By Kourtney Husnick
Reporting by Ben Frederick
Entering the Cleveland-Marshall College of Law building gained an extra step for Cleveland State University students and visitors at the beginning of the spring semester. The Euclid Avenue entrance is now constantly locked, and students must scan their student IDs to enter the building.
With this change, the ground floor fire doors between the law building’s student lounge and the Euclid entrance have also been closed, but they are not locked. These changes took effect Jan. 7.
“These steps are being taken to help ensure the safety of our law school community,” Lee Fisher, dean of the Cleveland-Marshall College of Law, explained in an email that went out to the law school.
While Fisher’s email said that the law building and campus have had no major safety issues, another email from Will Dube, Cleveland State’s director of communications and media relations, explained that harassment contributed to the decision.
“We experienced numerous instances in which non-CSU affiliates entered the law building through the Euclid entrance and harassed students in the lounge and locker areas,” the email, which was forwarded by Dube without a clear author labeled, explained. “By converting the Euclid entrance to keycard access only, we hope to reduce these incidents.”
The other entrances to the building will remain unlocked as usual, according to the email.
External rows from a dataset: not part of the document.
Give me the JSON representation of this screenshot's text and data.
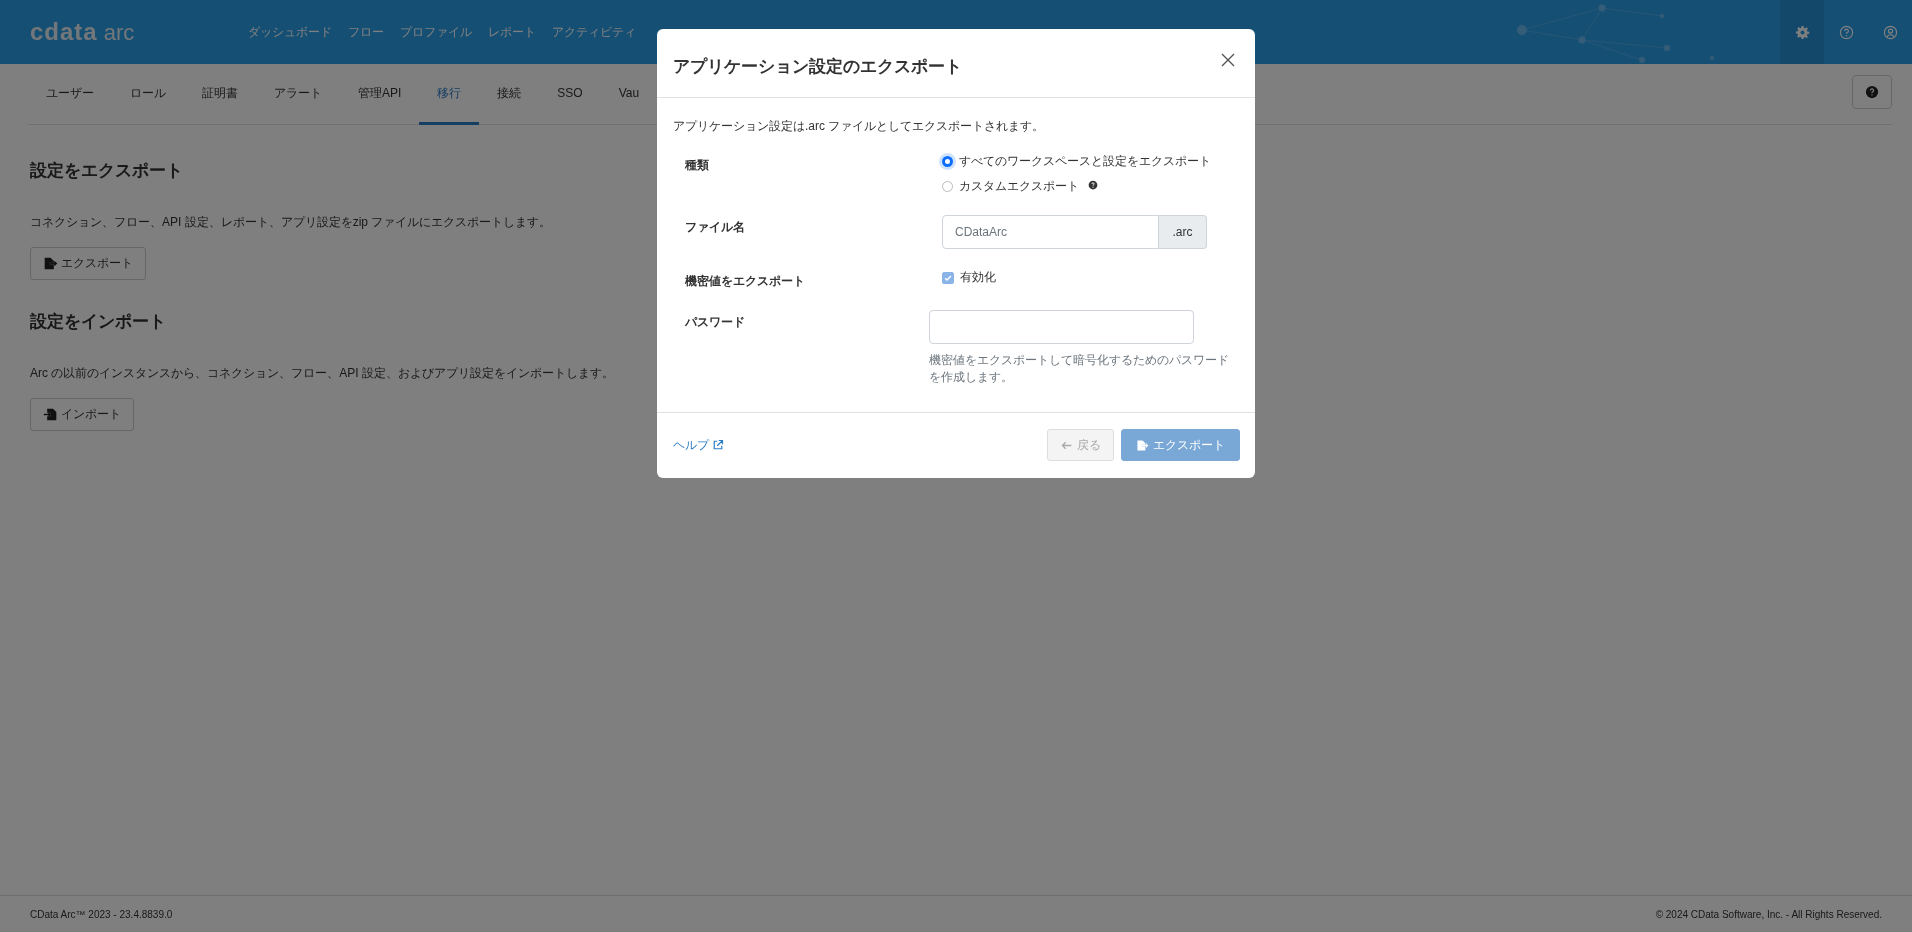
{
  "header": {
    "logo": "cdata",
    "logo_suffix": "arc",
    "nav": [
      {
        "label": "ダッシュボード"
      },
      {
        "label": "フロー"
      },
      {
        "label": "プロファイル"
      },
      {
        "label": "レポート"
      },
      {
        "label": "アクティビティ"
      }
    ]
  },
  "subnav": {
    "tabs": [
      {
        "label": "ユーザー",
        "selected": false
      },
      {
        "label": "ロール",
        "selected": false
      },
      {
        "label": "証明書",
        "selected": false
      },
      {
        "label": "アラート",
        "selected": false
      },
      {
        "label": "管理API",
        "selected": false
      },
      {
        "label": "移行",
        "selected": true
      },
      {
        "label": "接続",
        "selected": false
      },
      {
        "label": "SSO",
        "selected": false
      },
      {
        "label": "Vau",
        "selected": false
      }
    ]
  },
  "sections": [
    {
      "title": "設定をエクスポート",
      "description": "コネクション、フロー、API 設定、レポート、アプリ設定をzip ファイルにエクスポートします。",
      "button": {
        "label": "エクスポート",
        "kind": "export"
      }
    },
    {
      "title": "設定をインポート",
      "description": "Arc の以前のインスタンスから、コネクション、フロー、API 設定、およびアプリ設定をインポートします。",
      "button": {
        "label": "インポート",
        "kind": "import"
      }
    }
  ],
  "modal": {
    "title": "アプリケーション設定のエクスポート",
    "description": "アプリケーション設定は.arc ファイルとしてエクスポートされます。",
    "fields": [
      {
        "kind": "radio",
        "label": "種類",
        "options": [
          {
            "label": "すべてのワークスペースと設定をエクスポート",
            "selected": true,
            "help": false
          },
          {
            "label": "カスタムエクスポート",
            "selected": false,
            "help": true
          }
        ]
      },
      {
        "kind": "addon",
        "label": "ファイル名",
        "placeholder": "CDataArc",
        "addon": ".arc"
      },
      {
        "kind": "checkbox",
        "label": "機密値をエクスポート",
        "option": "有効化",
        "checked": true,
        "disabled": true
      },
      {
        "kind": "password",
        "label": "パスワード",
        "hint": "機密値をエクスポートして暗号化するためのパスワードを作成します。"
      }
    ],
    "help_link": "ヘルプ",
    "buttons": [
      {
        "label": "戻る",
        "kind": "back",
        "disabled": true
      },
      {
        "label": "エクスポート",
        "kind": "export",
        "disabled": true
      }
    ]
  },
  "footer": {
    "left": "CData Arc™ 2023 - 23.4.8839.0",
    "right": "© 2024 CData Software, Inc. - All Rights Reserved."
  }
}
“The Euclid entrance was identified as the main point of entry for the individuals who were exhibiting harassing behavior,” the email explained. “We will monitor the situation going forward and modify the policy as needed.”
The email also claimed that students were notified ahead of time, via a November 2018 email from Fisher, that the change would occur. However, the original email from Fisher was only sent to the law community, according to Carolyn Broering-Jacobs, the associate dean for administration.
Other Cleveland State students were not made aware of the change with Fisher’s email, regardless of several undergraduate courses occuring in law building lecture halls and the Law Library being open to the entire student body. No answer as to why students, in general, were not informed of the change was provided.
Euclid entrance access changes have also not been updated on the building’s hours listed online.
“There has been no change in building hours; therefore, there has been no update on the website,” the email Dube forwarded to The Cauldron explained.
However, on the Cleveland State website, all buildings that require card access for entry at any point are clearly labeled. The Law Building itself has three card access only listings that differ from Monday through Thursday, Saturday and Sunday.
That schedule can be found on the university’s access control webpage under “CSU Building Hours,” which explains that the schedule “represents normal semester building hours when the facility will have full services, including unlocked exterior doors.”
It is also the first link listed for anyone searching for Cleveland State’s building hours through Google, meaning visitors to the university who are not informed ahead of time would not know that the Euclid entrance is locked until arriving at the building’s main entrance.
Fisher’s original email instructed students, faculty and staff to direct their visitors to other entrances or plan to meet guests at the main entrance to let them in. For events, doors can be unlocked temporarily if plans are made in advance.